→ **What is being asked**: Would you repeat the entries below exactly and omit the pictures?

*** Opening Materials provided ***

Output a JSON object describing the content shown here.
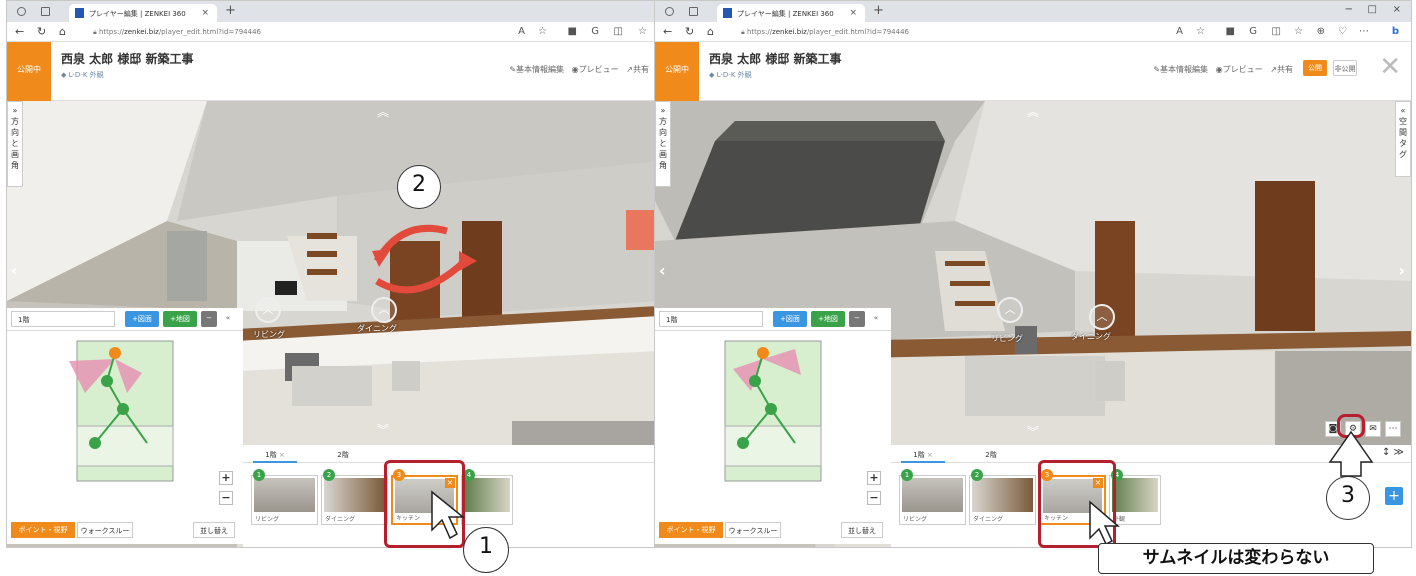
{
  "left": {
    "browser": {
      "tab_title": "プレイヤー編集 | ZENKEI 360",
      "tab_close": "×",
      "new_tab": "+",
      "url_prefix": "https://",
      "url_host": "zenkei.biz",
      "url_path": "/player_edit.html?id=794446"
    },
    "header": {
      "status": "公開中",
      "title": "西泉 太郎 様邸 新築工事",
      "subtitle": "L-D-K 外観",
      "edit_info": "基本情報編集",
      "preview": "プレビュー",
      "share": "共有"
    },
    "side_tab_label": "方向と画角",
    "scene": {
      "markers": [
        {
          "label": "リビング"
        },
        {
          "label": "ダイニング"
        }
      ]
    },
    "map": {
      "floor": "1階",
      "add_plan": "+図面",
      "add_map": "+地図",
      "minus": "−",
      "collapse": "«",
      "zoom_in": "+",
      "zoom_out": "−",
      "mode_active": "ポイント・視野",
      "mode_walk": "ウォークスルー",
      "reorder": "並し替え",
      "points": [
        "1",
        "2",
        "3",
        "4"
      ]
    },
    "floor_tabs": [
      "1階",
      "2階"
    ],
    "thumbnails": [
      {
        "badge": "1",
        "label": "リビング",
        "color": "#3aa34a"
      },
      {
        "badge": "2",
        "label": "ダイニング",
        "color": "#3aa34a"
      },
      {
        "badge": "3",
        "label": "キッチン",
        "color": "#f08a1a"
      },
      {
        "badge": "4",
        "label": "",
        "color": "#3aa34a"
      }
    ]
  },
  "right": {
    "browser": {
      "tab_title": "プレイヤー編集 | ZENKEI 360",
      "tab_close": "×",
      "new_tab": "+",
      "url_prefix": "https://",
      "url_host": "zenkei.biz",
      "url_path": "/player_edit.html?id=794446",
      "win_min": "−",
      "win_max": "□",
      "win_close": "×"
    },
    "header": {
      "status": "公開中",
      "title": "西泉 太郎 様邸 新築工事",
      "subtitle": "L-D-K 外観",
      "edit_info": "基本情報編集",
      "preview": "プレビュー",
      "share": "共有",
      "public_btn": "公開",
      "private_btn": "非公開"
    },
    "side_tab_label": "方向と画角",
    "side_tab_right": "空間タグ",
    "scene": {
      "markers": [
        {
          "label": "リビング"
        },
        {
          "label": "ダイニング"
        }
      ]
    },
    "map": {
      "floor": "1階",
      "add_plan": "+図面",
      "add_map": "+地図",
      "minus": "−",
      "collapse": "«",
      "zoom_in": "+",
      "zoom_out": "−",
      "mode_active": "ポイント・視野",
      "mode_walk": "ウォークスルー",
      "reorder": "並し替え"
    },
    "floor_tabs": [
      "1階",
      "2階"
    ],
    "thumbnails": [
      {
        "badge": "1",
        "label": "リビング",
        "color": "#3aa34a"
      },
      {
        "badge": "2",
        "label": "ダイニング",
        "color": "#3aa34a"
      },
      {
        "badge": "3",
        "label": "キッチン",
        "color": "#f08a1a"
      },
      {
        "badge": "4",
        "label": "外観",
        "color": "#3aa34a"
      }
    ],
    "add_button": "+"
  },
  "callouts": {
    "step1": "1",
    "step2": "2",
    "step3": "3",
    "caption": "サムネイルは変わらない"
  }
}
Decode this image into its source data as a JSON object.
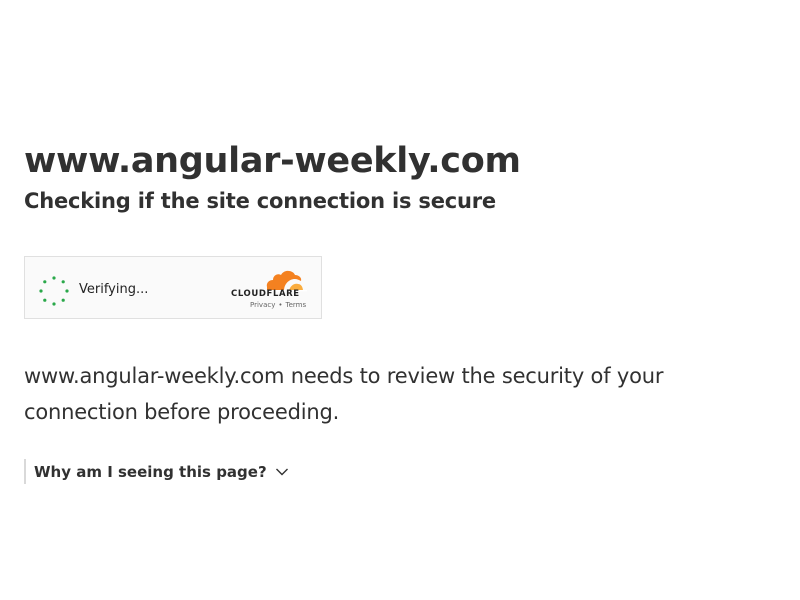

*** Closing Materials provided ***

→ **Result for this exercise**:
Output a JSON object describing the content shown here.
{
  "left": {
    "browser": {
      "tab_title": "プレイヤー編集 | ZENKEI 360",
      "tab_close": "×",
      "new_tab": "+",
      "url_prefix": "https://",
      "url_host": "zenkei.biz",
      "url_path": "/player_edit.html?id=794446"
    },
    "header": {
      "status": "公開中",
      "title": "西泉 太郎 様邸 新築工事",
      "subtitle": "L-D-K 外観",
      "edit_info": "基本情報編集",
      "preview": "プレビュー",
      "share": "共有"
    },
    "side_tab_label": "方向と画角",
    "scene": {
      "markers": [
        {
          "label": "リビング"
        },
        {
          "label": "ダイニング"
        }
      ]
    },
    "map": {
      "floor": "1階",
      "add_plan": "+図面",
      "add_map": "+地図",
      "minus": "−",
      "collapse": "«",
      "zoom_in": "+",
      "zoom_out": "−",
      "mode_active": "ポイント・視野",
      "mode_walk": "ウォークスルー",
      "reorder": "並し替え",
      "points": [
        "1",
        "2",
        "3",
        "4"
      ]
    },
    "floor_tabs": [
      "1階",
      "2階"
    ],
    "thumbnails": [
      {
        "badge": "1",
        "label": "リビング",
        "color": "#3aa34a"
      },
      {
        "badge": "2",
        "label": "ダイニング",
        "color": "#3aa34a"
      },
      {
        "badge": "3",
        "label": "キッチン",
        "color": "#f08a1a"
      },
      {
        "badge": "4",
        "label": "",
        "color": "#3aa34a"
      }
    ]
  },
  "right": {
    "browser": {
      "tab_title": "プレイヤー編集 | ZENKEI 360",
      "tab_close": "×",
      "new_tab": "+",
      "url_prefix": "https://",
      "url_host": "zenkei.biz",
      "url_path": "/player_edit.html?id=794446",
      "win_min": "−",
      "win_max": "□",
      "win_close": "×"
    },
    "header": {
      "status": "公開中",
      "title": "西泉 太郎 様邸 新築工事",
      "subtitle": "L-D-K 外観",
      "edit_info": "基本情報編集",
      "preview": "プレビュー",
      "share": "共有",
      "public_btn": "公開",
      "private_btn": "非公開"
    },
    "side_tab_label": "方向と画角",
    "side_tab_right": "空間タグ",
    "scene": {
      "markers": [
        {
          "label": "リビング"
        },
        {
          "label": "ダイニング"
        }
      ]
    },
    "map": {
      "floor": "1階",
      "add_plan": "+図面",
      "add_map": "+地図",
      "minus": "−",
      "collapse": "«",
      "zoom_in": "+",
      "zoom_out": "−",
      "mode_active": "ポイント・視野",
      "mode_walk": "ウォークスルー",
      "reorder": "並し替え"
    },
    "floor_tabs": [
      "1階",
      "2階"
    ],
    "thumbnails": [
      {
        "badge": "1",
        "label": "リビング",
        "color": "#3aa34a"
      },
      {
        "badge": "2",
        "label": "ダイニング",
        "color": "#3aa34a"
      },
      {
        "badge": "3",
        "label": "キッチン",
        "color": "#f08a1a"
      },
      {
        "badge": "4",
        "label": "外観",
        "color": "#3aa34a"
      }
    ],
    "add_button": "+"
  },
  "callouts": {
    "step1": "1",
    "step2": "2",
    "step3": "3",
    "caption": "サムネイルは変わらない"
  }
}
Decode this image into its source data as a JSON object.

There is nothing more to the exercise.